| Inmates, slaves, free men worked in the penitentiary textile factory, main source of cloth goods for Confederate Southwest. Here king cotton and wool became millions of yards of cloth and yarn, osnaburgs, uniforms for state troops, Confederate army, needy families of soldiers, cloth sales supported 300 inmates and Union prisoners of war briefly kept there. As Union blockade tightened, army requests flooded in and family cloth distribution rationed. Later financial difficulties and worn machinery caused production lag. A memorial to the Texans who served the Confederacy; erected by the State of Texas 1963 (back side.) TEXAS CIVIL WAR MANUFACTURING, 1861-65 Heavy military demands-90,000 Texas troops, a 2000 mile coastline-frontier to guard-plus reduced imports, caused a fast expansion of Texas industry. Arms and munitions plants were built, and land grants were used to encourage production. Private industry met the need and produced vital supplies for military and civilians. The Confederate quartermaster formed depots and shops for military goods. Production of salt and king cotton was hiked to trade for scarce items. Ladies and societies spun and sewed to outfit soldiers. |
This page last updated: 7/15/2008

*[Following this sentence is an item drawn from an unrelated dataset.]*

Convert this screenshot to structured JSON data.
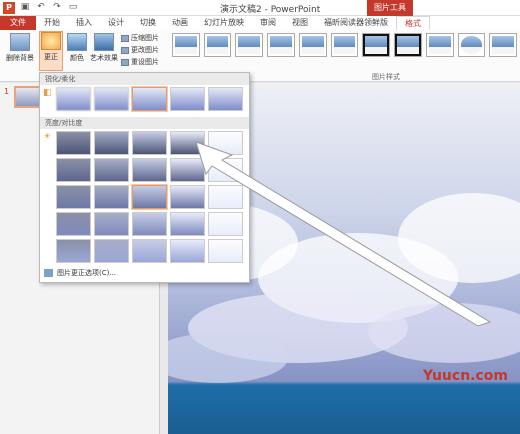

State Penitentiary C.S.A. and Texas Civil War Manufacturing Historical Marker Location Map, Huntsville, Texas
Related Themes: Texas C.S.A., Texas Confederate States of America, Confederacy
Texas Confederate Historical Markers.